Emergency construction exemption

State rules define an emergency as "an unanticipated and imminent threat to public health, safety, or the environment which requires immediate actions within a time too short to allow full compliance." The exemption only applies if the construction is necessary to protect property from damage by the elements. [WAC 173-27-040(2)(d)].

Emergency construction does not include building new permanent protective structures where none previously existed. If a local government determines that a new protective structures is the appropriate means to address the emergency situation, the applicant must obtain a permit after the emergency situation is over.

All emergency construction must be consistent with the policies of the SMA and the local master program.

If a project proponent has not obtained a permit due to lack of proper planning, it does not constitute an emergency. An example of an emergency is a ruptured oil or sewage line that needs to be repaired or removed immediately or emergency repair of a dike during a flood. As a general matter, flooding or other season events that can be anticipated, but are not imminent, are not considered an emergency.

For more information

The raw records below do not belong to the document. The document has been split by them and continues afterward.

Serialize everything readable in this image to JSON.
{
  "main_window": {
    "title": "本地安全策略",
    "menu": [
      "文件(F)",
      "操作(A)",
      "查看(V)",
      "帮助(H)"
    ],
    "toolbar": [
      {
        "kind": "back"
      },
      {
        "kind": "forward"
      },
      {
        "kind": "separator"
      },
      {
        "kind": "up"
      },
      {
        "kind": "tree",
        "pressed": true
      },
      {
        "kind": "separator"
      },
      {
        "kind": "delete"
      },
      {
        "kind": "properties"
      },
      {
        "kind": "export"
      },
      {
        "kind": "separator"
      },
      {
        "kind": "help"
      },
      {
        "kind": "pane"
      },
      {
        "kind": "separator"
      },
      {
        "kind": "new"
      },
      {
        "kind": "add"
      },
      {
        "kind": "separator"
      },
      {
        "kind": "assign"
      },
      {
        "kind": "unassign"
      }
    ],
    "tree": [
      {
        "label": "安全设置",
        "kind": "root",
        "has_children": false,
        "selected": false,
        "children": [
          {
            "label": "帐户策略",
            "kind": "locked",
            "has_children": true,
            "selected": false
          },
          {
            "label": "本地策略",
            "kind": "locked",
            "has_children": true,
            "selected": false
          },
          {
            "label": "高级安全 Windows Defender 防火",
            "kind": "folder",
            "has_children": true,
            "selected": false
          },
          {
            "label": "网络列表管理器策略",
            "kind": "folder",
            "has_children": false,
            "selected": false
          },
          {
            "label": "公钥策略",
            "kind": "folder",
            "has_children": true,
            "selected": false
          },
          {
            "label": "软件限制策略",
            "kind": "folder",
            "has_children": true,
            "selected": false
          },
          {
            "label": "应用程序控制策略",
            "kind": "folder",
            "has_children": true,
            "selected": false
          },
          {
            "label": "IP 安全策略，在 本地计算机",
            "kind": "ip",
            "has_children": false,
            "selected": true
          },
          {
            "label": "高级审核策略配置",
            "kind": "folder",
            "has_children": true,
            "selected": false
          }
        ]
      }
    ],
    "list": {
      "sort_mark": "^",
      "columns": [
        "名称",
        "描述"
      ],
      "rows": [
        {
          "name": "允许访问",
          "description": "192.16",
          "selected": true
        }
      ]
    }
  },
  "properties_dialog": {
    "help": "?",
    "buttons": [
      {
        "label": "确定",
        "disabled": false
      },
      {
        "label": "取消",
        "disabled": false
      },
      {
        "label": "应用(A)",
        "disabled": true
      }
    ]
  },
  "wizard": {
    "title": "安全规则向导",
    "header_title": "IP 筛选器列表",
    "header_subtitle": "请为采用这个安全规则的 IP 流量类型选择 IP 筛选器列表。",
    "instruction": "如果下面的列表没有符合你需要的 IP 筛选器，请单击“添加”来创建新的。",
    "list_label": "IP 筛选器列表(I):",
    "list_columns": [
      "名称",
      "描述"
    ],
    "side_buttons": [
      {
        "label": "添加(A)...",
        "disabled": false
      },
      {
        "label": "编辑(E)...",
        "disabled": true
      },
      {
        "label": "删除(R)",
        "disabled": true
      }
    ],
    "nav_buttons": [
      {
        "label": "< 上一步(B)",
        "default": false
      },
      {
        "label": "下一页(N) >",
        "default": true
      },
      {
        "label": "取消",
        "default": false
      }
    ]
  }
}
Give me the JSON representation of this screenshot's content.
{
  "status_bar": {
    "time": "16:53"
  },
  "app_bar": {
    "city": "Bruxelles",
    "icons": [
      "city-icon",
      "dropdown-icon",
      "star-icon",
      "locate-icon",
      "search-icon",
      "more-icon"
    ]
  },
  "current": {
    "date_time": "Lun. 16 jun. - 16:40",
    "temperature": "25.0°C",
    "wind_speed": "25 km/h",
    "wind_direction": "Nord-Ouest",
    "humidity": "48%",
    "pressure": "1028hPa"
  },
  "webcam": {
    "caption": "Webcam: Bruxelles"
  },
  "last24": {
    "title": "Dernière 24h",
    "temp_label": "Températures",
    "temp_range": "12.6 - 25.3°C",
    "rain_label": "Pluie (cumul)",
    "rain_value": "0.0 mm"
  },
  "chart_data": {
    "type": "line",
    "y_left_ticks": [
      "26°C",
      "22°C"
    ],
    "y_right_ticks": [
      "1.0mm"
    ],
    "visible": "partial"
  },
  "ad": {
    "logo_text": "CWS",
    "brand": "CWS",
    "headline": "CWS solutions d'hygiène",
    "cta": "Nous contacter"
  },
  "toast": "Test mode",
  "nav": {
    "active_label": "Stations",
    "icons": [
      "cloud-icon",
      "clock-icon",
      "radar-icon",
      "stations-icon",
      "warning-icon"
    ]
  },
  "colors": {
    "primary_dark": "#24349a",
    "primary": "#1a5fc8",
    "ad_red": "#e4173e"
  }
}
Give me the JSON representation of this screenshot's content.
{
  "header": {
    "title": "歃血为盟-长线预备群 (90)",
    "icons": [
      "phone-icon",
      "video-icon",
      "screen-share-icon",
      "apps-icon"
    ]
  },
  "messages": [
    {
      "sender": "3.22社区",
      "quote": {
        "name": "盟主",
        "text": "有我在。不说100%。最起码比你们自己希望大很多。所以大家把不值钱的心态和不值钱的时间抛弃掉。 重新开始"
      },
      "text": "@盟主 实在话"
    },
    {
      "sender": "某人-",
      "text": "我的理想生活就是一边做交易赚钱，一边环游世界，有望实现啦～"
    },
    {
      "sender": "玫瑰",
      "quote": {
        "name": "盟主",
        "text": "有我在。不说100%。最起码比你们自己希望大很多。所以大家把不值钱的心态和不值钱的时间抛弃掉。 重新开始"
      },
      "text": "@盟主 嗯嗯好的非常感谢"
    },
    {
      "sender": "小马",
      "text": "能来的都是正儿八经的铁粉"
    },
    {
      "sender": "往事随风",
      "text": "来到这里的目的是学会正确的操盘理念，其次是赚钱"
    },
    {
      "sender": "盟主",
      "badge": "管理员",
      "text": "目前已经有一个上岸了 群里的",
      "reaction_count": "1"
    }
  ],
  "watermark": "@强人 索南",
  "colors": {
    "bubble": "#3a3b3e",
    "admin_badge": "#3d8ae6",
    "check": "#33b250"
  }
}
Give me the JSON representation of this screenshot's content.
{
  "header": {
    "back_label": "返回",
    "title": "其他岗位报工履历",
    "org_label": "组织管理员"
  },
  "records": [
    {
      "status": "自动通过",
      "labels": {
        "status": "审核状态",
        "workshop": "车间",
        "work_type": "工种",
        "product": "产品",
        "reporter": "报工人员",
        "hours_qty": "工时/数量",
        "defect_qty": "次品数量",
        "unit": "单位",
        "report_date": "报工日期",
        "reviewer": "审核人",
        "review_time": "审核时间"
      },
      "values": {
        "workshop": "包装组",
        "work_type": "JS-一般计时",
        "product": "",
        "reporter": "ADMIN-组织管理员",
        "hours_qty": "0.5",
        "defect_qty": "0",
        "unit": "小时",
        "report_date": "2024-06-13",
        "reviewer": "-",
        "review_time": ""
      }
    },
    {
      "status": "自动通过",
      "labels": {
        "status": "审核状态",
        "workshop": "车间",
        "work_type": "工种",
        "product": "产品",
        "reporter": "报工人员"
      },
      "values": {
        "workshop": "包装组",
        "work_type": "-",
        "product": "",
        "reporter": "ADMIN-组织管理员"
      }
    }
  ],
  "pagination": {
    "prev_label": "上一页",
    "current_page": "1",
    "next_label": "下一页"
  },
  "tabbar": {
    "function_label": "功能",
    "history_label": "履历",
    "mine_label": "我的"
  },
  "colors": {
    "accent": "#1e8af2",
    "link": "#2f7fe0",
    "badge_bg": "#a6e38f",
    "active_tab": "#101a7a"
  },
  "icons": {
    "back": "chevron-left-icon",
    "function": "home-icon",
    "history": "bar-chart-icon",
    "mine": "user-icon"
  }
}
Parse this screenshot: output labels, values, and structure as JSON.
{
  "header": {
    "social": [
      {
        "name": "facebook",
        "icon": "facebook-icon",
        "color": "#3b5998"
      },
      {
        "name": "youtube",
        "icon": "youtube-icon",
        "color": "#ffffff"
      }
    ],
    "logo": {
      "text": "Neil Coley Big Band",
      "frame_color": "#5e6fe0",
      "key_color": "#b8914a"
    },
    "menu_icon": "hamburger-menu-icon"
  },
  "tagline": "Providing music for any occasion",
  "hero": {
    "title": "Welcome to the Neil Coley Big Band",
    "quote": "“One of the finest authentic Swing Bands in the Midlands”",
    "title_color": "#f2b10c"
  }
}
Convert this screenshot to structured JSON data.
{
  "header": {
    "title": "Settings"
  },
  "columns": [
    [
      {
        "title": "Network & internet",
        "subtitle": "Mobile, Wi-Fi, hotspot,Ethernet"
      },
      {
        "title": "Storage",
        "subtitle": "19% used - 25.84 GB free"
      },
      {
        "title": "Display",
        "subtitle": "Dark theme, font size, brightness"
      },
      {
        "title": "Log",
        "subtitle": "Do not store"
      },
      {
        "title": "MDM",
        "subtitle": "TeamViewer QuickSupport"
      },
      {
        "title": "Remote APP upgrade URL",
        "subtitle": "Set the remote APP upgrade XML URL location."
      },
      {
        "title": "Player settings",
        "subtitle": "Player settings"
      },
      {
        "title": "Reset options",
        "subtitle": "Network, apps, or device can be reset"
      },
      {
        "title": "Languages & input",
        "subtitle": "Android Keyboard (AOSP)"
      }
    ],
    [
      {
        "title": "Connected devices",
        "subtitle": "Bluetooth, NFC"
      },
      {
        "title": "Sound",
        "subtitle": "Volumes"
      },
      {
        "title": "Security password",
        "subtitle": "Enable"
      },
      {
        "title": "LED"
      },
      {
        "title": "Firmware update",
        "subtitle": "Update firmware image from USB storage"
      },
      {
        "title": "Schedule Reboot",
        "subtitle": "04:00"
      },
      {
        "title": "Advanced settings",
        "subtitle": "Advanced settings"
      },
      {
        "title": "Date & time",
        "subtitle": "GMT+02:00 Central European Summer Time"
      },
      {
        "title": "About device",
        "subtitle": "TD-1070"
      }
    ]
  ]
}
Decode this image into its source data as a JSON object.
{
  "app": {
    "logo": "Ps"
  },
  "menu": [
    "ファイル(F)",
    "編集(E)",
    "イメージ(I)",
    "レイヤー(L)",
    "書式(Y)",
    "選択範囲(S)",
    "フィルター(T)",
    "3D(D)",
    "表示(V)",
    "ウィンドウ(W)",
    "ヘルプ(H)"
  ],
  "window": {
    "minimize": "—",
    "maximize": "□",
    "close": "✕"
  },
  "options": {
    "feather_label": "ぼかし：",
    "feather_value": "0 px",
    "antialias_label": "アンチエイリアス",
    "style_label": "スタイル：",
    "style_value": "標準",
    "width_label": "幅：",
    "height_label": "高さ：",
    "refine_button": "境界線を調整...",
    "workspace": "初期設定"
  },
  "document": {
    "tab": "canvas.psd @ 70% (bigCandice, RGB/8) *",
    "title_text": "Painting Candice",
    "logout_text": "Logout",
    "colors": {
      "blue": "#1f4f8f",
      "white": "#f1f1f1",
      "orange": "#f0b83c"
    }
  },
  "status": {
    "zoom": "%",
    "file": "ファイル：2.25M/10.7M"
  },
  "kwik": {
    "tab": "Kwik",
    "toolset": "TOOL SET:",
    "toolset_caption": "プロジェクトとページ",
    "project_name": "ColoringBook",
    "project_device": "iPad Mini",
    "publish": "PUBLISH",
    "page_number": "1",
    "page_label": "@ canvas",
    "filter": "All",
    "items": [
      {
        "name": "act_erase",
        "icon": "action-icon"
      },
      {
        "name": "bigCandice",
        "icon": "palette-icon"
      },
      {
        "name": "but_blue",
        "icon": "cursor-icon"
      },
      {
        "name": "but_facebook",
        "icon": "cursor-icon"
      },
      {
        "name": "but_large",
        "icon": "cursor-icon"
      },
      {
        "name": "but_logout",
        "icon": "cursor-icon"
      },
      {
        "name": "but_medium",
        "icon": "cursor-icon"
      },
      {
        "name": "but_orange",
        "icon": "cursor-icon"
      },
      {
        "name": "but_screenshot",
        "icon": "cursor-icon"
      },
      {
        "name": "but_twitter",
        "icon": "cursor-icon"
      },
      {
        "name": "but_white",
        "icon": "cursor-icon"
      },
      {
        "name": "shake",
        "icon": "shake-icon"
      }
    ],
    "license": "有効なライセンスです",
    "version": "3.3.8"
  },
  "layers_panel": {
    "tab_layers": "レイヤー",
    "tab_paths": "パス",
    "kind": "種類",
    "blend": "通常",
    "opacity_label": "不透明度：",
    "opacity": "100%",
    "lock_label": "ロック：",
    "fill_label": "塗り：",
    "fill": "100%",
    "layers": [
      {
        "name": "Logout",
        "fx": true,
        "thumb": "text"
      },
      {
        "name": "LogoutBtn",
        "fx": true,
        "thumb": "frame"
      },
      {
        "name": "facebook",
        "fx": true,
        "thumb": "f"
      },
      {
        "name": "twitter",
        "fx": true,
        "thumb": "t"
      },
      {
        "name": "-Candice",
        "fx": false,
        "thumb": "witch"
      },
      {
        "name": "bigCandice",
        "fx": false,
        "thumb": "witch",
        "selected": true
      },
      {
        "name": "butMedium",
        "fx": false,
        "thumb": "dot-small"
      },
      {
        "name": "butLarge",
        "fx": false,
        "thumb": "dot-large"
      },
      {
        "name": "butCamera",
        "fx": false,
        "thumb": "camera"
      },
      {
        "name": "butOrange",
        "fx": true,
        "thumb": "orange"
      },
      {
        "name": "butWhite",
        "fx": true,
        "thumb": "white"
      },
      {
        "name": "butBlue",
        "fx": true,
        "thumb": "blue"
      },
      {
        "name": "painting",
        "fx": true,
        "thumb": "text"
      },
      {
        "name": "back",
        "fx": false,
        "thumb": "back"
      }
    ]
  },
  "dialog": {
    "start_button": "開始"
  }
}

Contact Ecology's shoreline permit reviewer serving your town, city, or county.